### Data in this exercise
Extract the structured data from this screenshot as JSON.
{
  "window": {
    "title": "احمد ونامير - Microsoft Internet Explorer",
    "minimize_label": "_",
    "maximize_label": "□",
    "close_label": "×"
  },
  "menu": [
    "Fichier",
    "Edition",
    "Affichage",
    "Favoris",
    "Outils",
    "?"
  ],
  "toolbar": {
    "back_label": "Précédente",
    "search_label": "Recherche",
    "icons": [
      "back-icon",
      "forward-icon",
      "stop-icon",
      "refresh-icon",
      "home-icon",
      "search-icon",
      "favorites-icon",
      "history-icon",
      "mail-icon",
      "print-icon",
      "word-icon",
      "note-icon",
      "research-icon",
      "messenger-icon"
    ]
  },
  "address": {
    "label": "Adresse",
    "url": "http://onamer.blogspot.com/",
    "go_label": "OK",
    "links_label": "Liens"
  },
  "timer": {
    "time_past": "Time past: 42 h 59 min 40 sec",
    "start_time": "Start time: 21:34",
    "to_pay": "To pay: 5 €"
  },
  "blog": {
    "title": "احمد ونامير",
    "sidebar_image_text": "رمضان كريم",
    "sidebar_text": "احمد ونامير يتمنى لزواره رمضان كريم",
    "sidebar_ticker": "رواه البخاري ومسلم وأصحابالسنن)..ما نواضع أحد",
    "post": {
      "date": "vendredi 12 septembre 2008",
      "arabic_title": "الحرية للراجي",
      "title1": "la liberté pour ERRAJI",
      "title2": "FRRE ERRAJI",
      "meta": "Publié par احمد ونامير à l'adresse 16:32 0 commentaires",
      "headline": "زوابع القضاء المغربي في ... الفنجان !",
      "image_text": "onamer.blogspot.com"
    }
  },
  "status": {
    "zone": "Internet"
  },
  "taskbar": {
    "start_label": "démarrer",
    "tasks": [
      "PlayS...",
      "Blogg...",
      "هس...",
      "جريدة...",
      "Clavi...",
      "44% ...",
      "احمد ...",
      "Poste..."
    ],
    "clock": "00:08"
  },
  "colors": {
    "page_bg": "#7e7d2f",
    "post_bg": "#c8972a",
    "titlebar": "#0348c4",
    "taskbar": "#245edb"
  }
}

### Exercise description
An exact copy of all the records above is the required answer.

### Task result
Extract the structured data from this screenshot as JSON.
{
  "window": {
    "title": "احمد ونامير - Microsoft Internet Explorer",
    "minimize_label": "_",
    "maximize_label": "□",
    "close_label": "×"
  },
  "menu": [
    "Fichier",
    "Edition",
    "Affichage",
    "Favoris",
    "Outils",
    "?"
  ],
  "toolbar": {
    "back_label": "Précédente",
    "search_label": "Recherche",
    "icons": [
      "back-icon",
      "forward-icon",
      "stop-icon",
      "refresh-icon",
      "home-icon",
      "search-icon",
      "favorites-icon",
      "history-icon",
      "mail-icon",
      "print-icon",
      "word-icon",
      "note-icon",
      "research-icon",
      "messenger-icon"
    ]
  },
  "address": {
    "label": "Adresse",
    "url": "http://onamer.blogspot.com/",
    "go_label": "OK",
    "links_label": "Liens"
  },
  "timer": {
    "time_past": "Time past: 42 h 59 min 40 sec",
    "start_time": "Start time: 21:34",
    "to_pay": "To pay: 5 €"
  },
  "blog": {
    "title": "احمد ونامير",
    "sidebar_image_text": "رمضان كريم",
    "sidebar_text": "احمد ونامير يتمنى لزواره رمضان كريم",
    "sidebar_ticker": "رواه البخاري ومسلم وأصحابالسنن)..ما نواضع أحد",
    "post": {
      "date": "vendredi 12 septembre 2008",
      "arabic_title": "الحرية للراجي",
      "title1": "la liberté pour ERRAJI",
      "title2": "FRRE ERRAJI",
      "meta": "Publié par احمد ونامير à l'adresse 16:32 0 commentaires",
      "headline": "زوابع القضاء المغربي في ... الفنجان !",
      "image_text": "onamer.blogspot.com"
    }
  },
  "status": {
    "zone": "Internet"
  },
  "taskbar": {
    "start_label": "démarrer",
    "tasks": [
      "PlayS...",
      "Blogg...",
      "هس...",
      "جريدة...",
      "Clavi...",
      "44% ...",
      "احمد ...",
      "Poste..."
    ],
    "clock": "00:08"
  },
  "colors": {
    "page_bg": "#7e7d2f",
    "post_bg": "#c8972a",
    "titlebar": "#0348c4",
    "taskbar": "#245edb"
  }
}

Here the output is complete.